In the middle of the pandemic, the opportunity to create a children’s television show landed in Sarahndipity Johnsen’s lap.
But it didn’t come with a TV studio attached, and the studios at Colorado Mesa University and 970West Studio weren’t available because of COVID-19.
Johnsen was not to be deterred, though. “I made a green screen studio in my living room,” she said.
The camera rolled in January, and Johnsen and her TV guests sang and danced, worked with puppets, made crafts, read stories and created “Enchanted Planet.”

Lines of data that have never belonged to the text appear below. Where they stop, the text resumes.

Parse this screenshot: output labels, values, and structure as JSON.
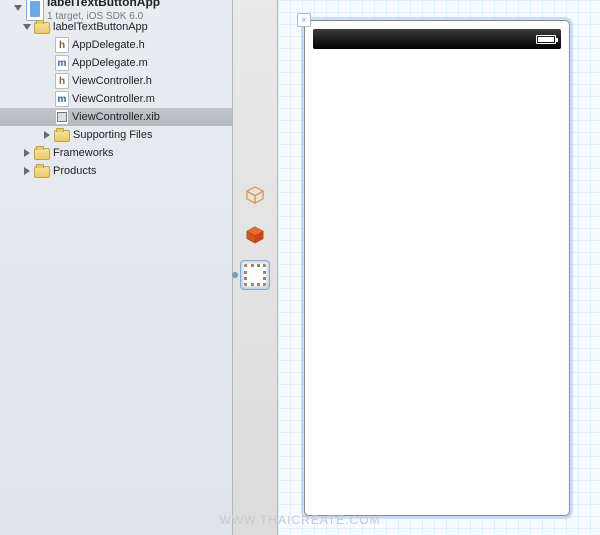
{
  "project": {
    "name": "labelTextButtonApp",
    "subtitle": "1 target, iOS SDK 6.0"
  },
  "tree": {
    "root": {
      "label": "labelTextButtonApp",
      "open": true,
      "children": [
        {
          "label": "AppDelegate.h",
          "kind": "h"
        },
        {
          "label": "AppDelegate.m",
          "kind": "m"
        },
        {
          "label": "ViewController.h",
          "kind": "h"
        },
        {
          "label": "ViewController.m",
          "kind": "m"
        },
        {
          "label": "ViewController.xib",
          "kind": "xib",
          "selected": true
        },
        {
          "label": "Supporting Files",
          "kind": "folder",
          "open": false
        }
      ]
    },
    "frameworks": {
      "label": "Frameworks",
      "open": false
    },
    "products": {
      "label": "Products",
      "open": false
    }
  },
  "dock": {
    "items": [
      {
        "name": "files-owner",
        "selected": false
      },
      {
        "name": "first-responder",
        "selected": false
      },
      {
        "name": "view",
        "selected": true
      }
    ]
  },
  "canvas": {
    "device_kind": "iPhone",
    "status_bar_visible": true,
    "battery_level": 1.0
  },
  "watermark": "WWW.THAICREATE.COM"
}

The first episode of this educational program for kids is set to air at 6:30 a.m. on Sunday on Rocky Mountain PBS. The next three episodes of “Enchanted Planet” will be shown the following Sundays in September. “It has been navigating one unforeseen event after another and it all worked out beautiful,” Johnsen said. “I’m so grateful.”

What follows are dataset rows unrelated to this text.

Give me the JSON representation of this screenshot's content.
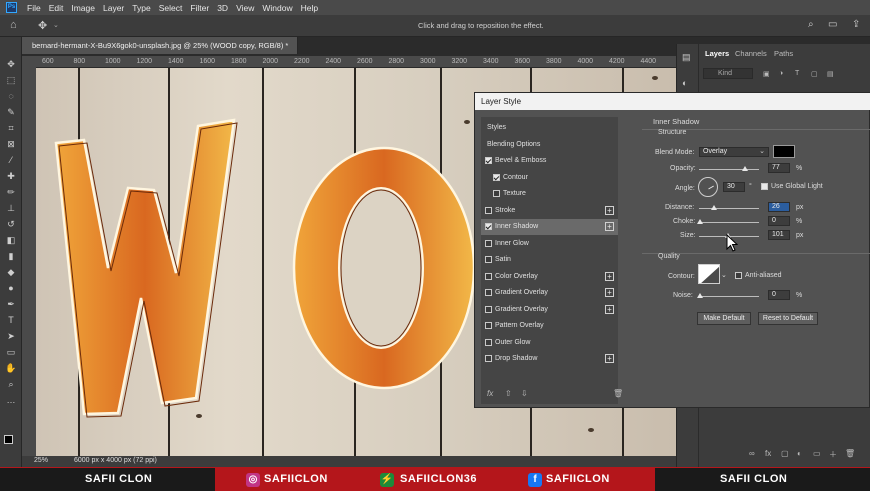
{
  "menubar": {
    "items": [
      "File",
      "Edit",
      "Image",
      "Layer",
      "Type",
      "Select",
      "Filter",
      "3D",
      "View",
      "Window",
      "Help"
    ]
  },
  "options": {
    "hint": "Click and drag to reposition the effect."
  },
  "document": {
    "tab_title": "bernard-hermant-X-Bu9X6gok0-unsplash.jpg @ 25% (WOOD copy, RGB/8) *",
    "ruler_top": [
      "600",
      "800",
      "1000",
      "1200",
      "1400",
      "1600",
      "1800",
      "2000",
      "2200",
      "2400",
      "2600",
      "2800",
      "3000",
      "3200",
      "3400",
      "3600",
      "3800",
      "4000",
      "4200",
      "4400"
    ],
    "zoom": "25%",
    "size": "6000 px x 4000 px (72 ppi)"
  },
  "layers_panel": {
    "tabs": [
      "Layers",
      "Channels",
      "Paths"
    ],
    "kind_placeholder": "Kind"
  },
  "dialog": {
    "title": "Layer Style",
    "styles": [
      {
        "label": "Styles",
        "checkbox": false,
        "checked": false,
        "plus": false
      },
      {
        "label": "Blending Options",
        "checkbox": false,
        "checked": false,
        "plus": false
      },
      {
        "label": "Bevel & Emboss",
        "checkbox": true,
        "checked": true,
        "plus": false
      },
      {
        "label": "Contour",
        "checkbox": true,
        "checked": true,
        "plus": false
      },
      {
        "label": "Texture",
        "checkbox": true,
        "checked": false,
        "plus": false
      },
      {
        "label": "Stroke",
        "checkbox": true,
        "checked": false,
        "plus": true
      },
      {
        "label": "Inner Shadow",
        "checkbox": true,
        "checked": true,
        "plus": true
      },
      {
        "label": "Inner Glow",
        "checkbox": true,
        "checked": false,
        "plus": false
      },
      {
        "label": "Satin",
        "checkbox": true,
        "checked": false,
        "plus": false
      },
      {
        "label": "Color Overlay",
        "checkbox": true,
        "checked": false,
        "plus": true
      },
      {
        "label": "Gradient Overlay",
        "checkbox": true,
        "checked": false,
        "plus": true
      },
      {
        "label": "Gradient Overlay",
        "checkbox": true,
        "checked": false,
        "plus": true
      },
      {
        "label": "Pattern Overlay",
        "checkbox": true,
        "checked": false,
        "plus": false
      },
      {
        "label": "Outer Glow",
        "checkbox": true,
        "checked": false,
        "plus": false
      },
      {
        "label": "Drop Shadow",
        "checkbox": true,
        "checked": false,
        "plus": true
      }
    ],
    "section_title": "Inner Shadow",
    "structure_title": "Structure",
    "blend_mode_label": "Blend Mode:",
    "blend_mode_value": "Overlay",
    "shadow_color": "#000000",
    "opacity_label": "Opacity:",
    "opacity_value": "77",
    "opacity_unit": "%",
    "opacity_level": 0.77,
    "angle_label": "Angle:",
    "angle_value": "30",
    "angle_unit": "°",
    "global_light_label": "Use Global Light",
    "global_light_checked": true,
    "distance_label": "Distance:",
    "distance_value": "26",
    "distance_unit": "px",
    "choke_label": "Choke:",
    "choke_value": "0",
    "choke_unit": "%",
    "size_label": "Size:",
    "size_value": "101",
    "size_unit": "px",
    "quality_title": "Quality",
    "contour_label": "Contour:",
    "antialiased_label": "Anti-aliased",
    "noise_label": "Noise:",
    "noise_value": "0",
    "noise_unit": "%",
    "make_default": "Make Default",
    "reset_default": "Reset to Default",
    "fx_label": "fx"
  },
  "banner": {
    "left": "SAFII CLON",
    "instagram": "SAFIICLON",
    "gitlab": "SAFIICLON36",
    "facebook": "SAFIICLON",
    "right": "SAFII CLON"
  }
}
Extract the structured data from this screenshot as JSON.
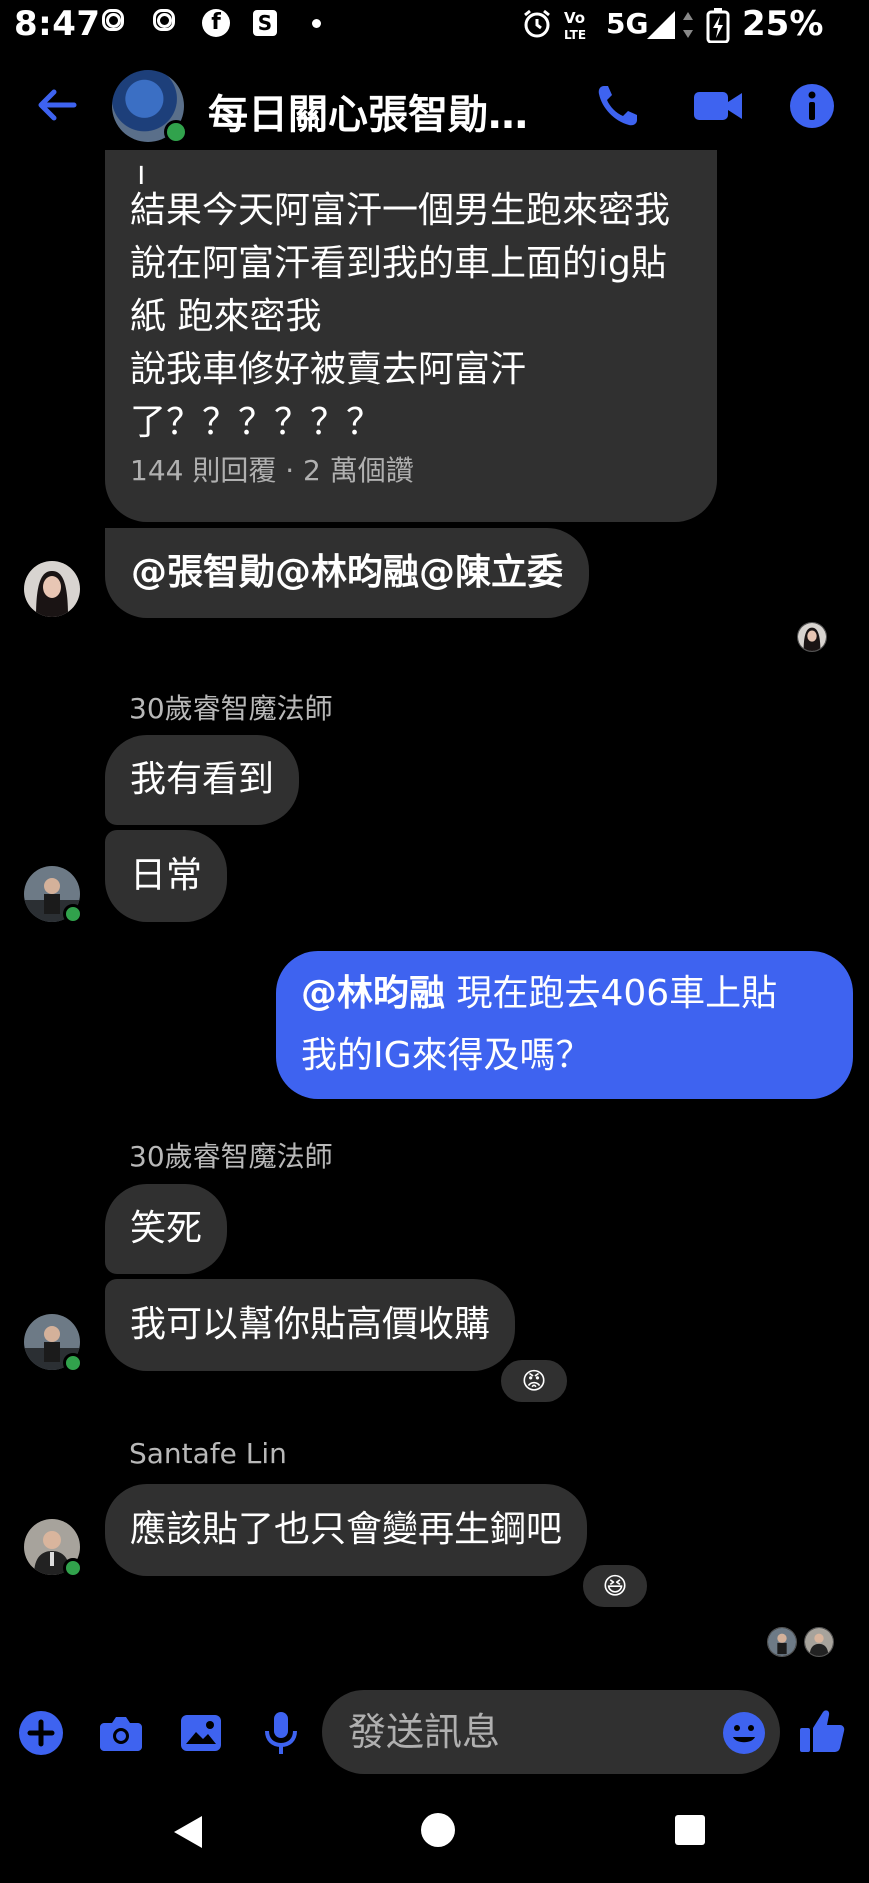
{
  "status_bar": {
    "time": "8:47",
    "network": "5G",
    "battery": "25%",
    "icons": [
      "instagram-icon",
      "instagram-icon",
      "facebook-icon",
      "shop-icon",
      "dot-icon",
      "alarm-icon",
      "volte-icon",
      "signal-icon",
      "battery-charging-icon"
    ]
  },
  "header": {
    "title": "每日關心張智勛…",
    "accent": "#3e63f0"
  },
  "messages": {
    "m1": {
      "lines": [
        "」",
        "結果今天阿富汗一個男生跑來密我",
        "說在阿富汗看到我的車上面的ig貼",
        "紙 跑來密我",
        "說我車修好被賣去阿富汗",
        "了？？？？？？"
      ],
      "meta": "144 則回覆 · 2 萬個讚"
    },
    "m2": {
      "text": "@張智勛@林昀融@陳立委"
    },
    "g2": {
      "sender": "30歲睿智魔法師",
      "m3": "我有看到",
      "m4": "日常"
    },
    "me": {
      "mention": "@林昀融",
      "line1": " 現在跑去406車上貼",
      "line2": "我的IG來得及嗎？"
    },
    "g3": {
      "sender": "30歲睿智魔法師",
      "m5": "笑死",
      "m6": "我可以幫你貼高價收購",
      "reaction": "😡"
    },
    "g4": {
      "sender": "Santafe Lin",
      "m7": "應該貼了也只會變再生鋼吧",
      "reaction": "😆"
    }
  },
  "composer": {
    "placeholder": "發送訊息"
  }
}
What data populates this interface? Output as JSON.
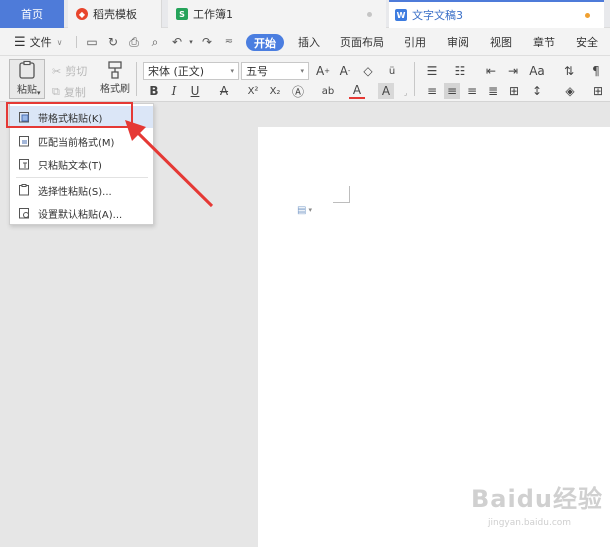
{
  "tabs": {
    "home": "首页",
    "template": "稻壳模板",
    "workbook": "工作簿1",
    "document": "文字文稿3"
  },
  "menu": {
    "file": "文件",
    "start": "开始",
    "insert": "插入",
    "layout": "页面布局",
    "reference": "引用",
    "review": "审阅",
    "view": "视图",
    "section": "章节",
    "security": "安全"
  },
  "ribbon": {
    "paste": "粘贴",
    "cut": "剪切",
    "copy": "复制",
    "format_painter": "格式刷",
    "font_name": "宋体 (正文)",
    "font_size": "五号",
    "bold": "B",
    "italic": "I",
    "underline": "U",
    "superscript": "X²",
    "subscript": "X₂",
    "font_color": "A",
    "char_shading": "A"
  },
  "paste_menu": {
    "items": [
      "带格式粘贴(K)",
      "匹配当前格式(M)",
      "只粘贴文本(T)",
      "选择性粘贴(S)...",
      "设置默认粘贴(A)..."
    ]
  },
  "watermark": {
    "brand": "Baidu经验",
    "url": "jingyan.baidu.com"
  },
  "colors": {
    "accent": "#4e7bd9",
    "highlight_red": "#e53935"
  }
}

The idea for “Enchanted Planet” began with the characters in Johnsen’s “Animals Get Funky” children’s book series and continued with educational events planned for her nonprofit, We Create Heart. However, We Create Heart launched the same week lock downs swept the country in 2020. The events Johnsen planned had to move online as classes — a baboon craft and a baboon dance or talking about feeling with Confused Camel — and many people watched in the Grand Valley and beyond. Johnsen decided to build on those classes with a television show for kids age 9 and younger. When a grant came through from the Sessions Family Foundation to make it possible, work began in earnest to develop “Enchanted Planet.”
In the process of creating the show, there have been plenty of complications and hurdles, from lighting issues to figuring out closed captioning, she said.

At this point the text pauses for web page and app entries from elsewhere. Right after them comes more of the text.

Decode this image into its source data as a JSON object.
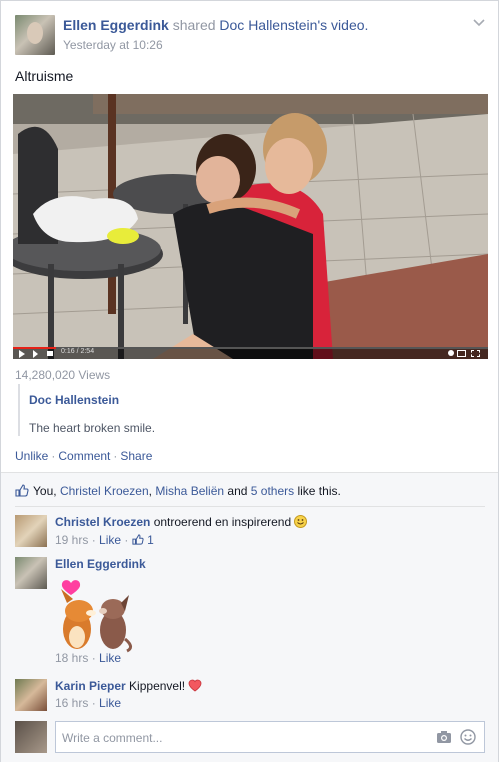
{
  "post": {
    "author": "Ellen Eggerdink",
    "action": "shared",
    "shared_from": "Doc Hallenstein",
    "shared_suffix": "'s",
    "object": "video.",
    "timestamp": "Yesterday at 10:26",
    "text": "Altruisme"
  },
  "video": {
    "time_display": "0:16 / 2:54",
    "views": "14,280,020 Views"
  },
  "quote": {
    "name": "Doc Hallenstein",
    "text": "The heart broken smile."
  },
  "actions": {
    "unlike": "Unlike",
    "comment": "Comment",
    "share": "Share"
  },
  "likes": {
    "you": "You,",
    "person1": "Christel Kroezen",
    "sep": ",",
    "person2": "Misha Beliën",
    "and": "and",
    "others": "5 others",
    "suffix": "like this."
  },
  "comments": [
    {
      "name": "Christel Kroezen",
      "text": "ontroerend en inspirerend",
      "time": "19 hrs",
      "like": "Like",
      "like_count": "1"
    },
    {
      "name": "Ellen Eggerdink",
      "time": "18 hrs",
      "like": "Like"
    },
    {
      "name": "Karin Pieper",
      "text": "Kippenvel!",
      "time": "16 hrs",
      "like": "Like"
    }
  ],
  "composer": {
    "placeholder": "Write a comment..."
  },
  "colors": {
    "link": "#3b5998",
    "meta": "#9197a3",
    "progress": "#e62117"
  }
}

But along the way, Johnsen was able to work with more than 30 artists — musicians, writers, graphic designers and others — mostly from Colorado. “All these people who were gig workers … it was so exciting to put them to work,” Johnsen said. Some of the faces and names on “Enchanted Planet” will be familiar to viewers in the Grand Valley. Among them are musician Chaz Roi and librarian Sandra Nuñez Currier, who brings a Spanish language element to the program.
Each episode moves through eight learning segments, because “I really wanted to allow (kids) to engage, but not bore them,” Johnsen said.
Viewers also will have the chance to submit home video to be included in future episodes of “Enchanted Planet.”
“We’ve already started pre-production on Season 2,” said Johnsen, who was excited about additional grants and support We Create Heart has received for “Enchanted Planet” from entities such as Alpine Bank, the Grand Junction Commission on Arts and Culture and the Western Colorado Community Foundation.
Johnsen is grateful for the support and excited for the Grand Valley to see “Enchanted Planet.”
Along with being viewed on September Sundays on Rocky Mountain PBS, “Enchanted Planet” can be watched after its air date on the PBS Kids app.
For information about Johnsen and “Enchanted Planet,” go to wecreateheart.org.
By ANN WRIGHT Ann.Wright@gjsentinel.com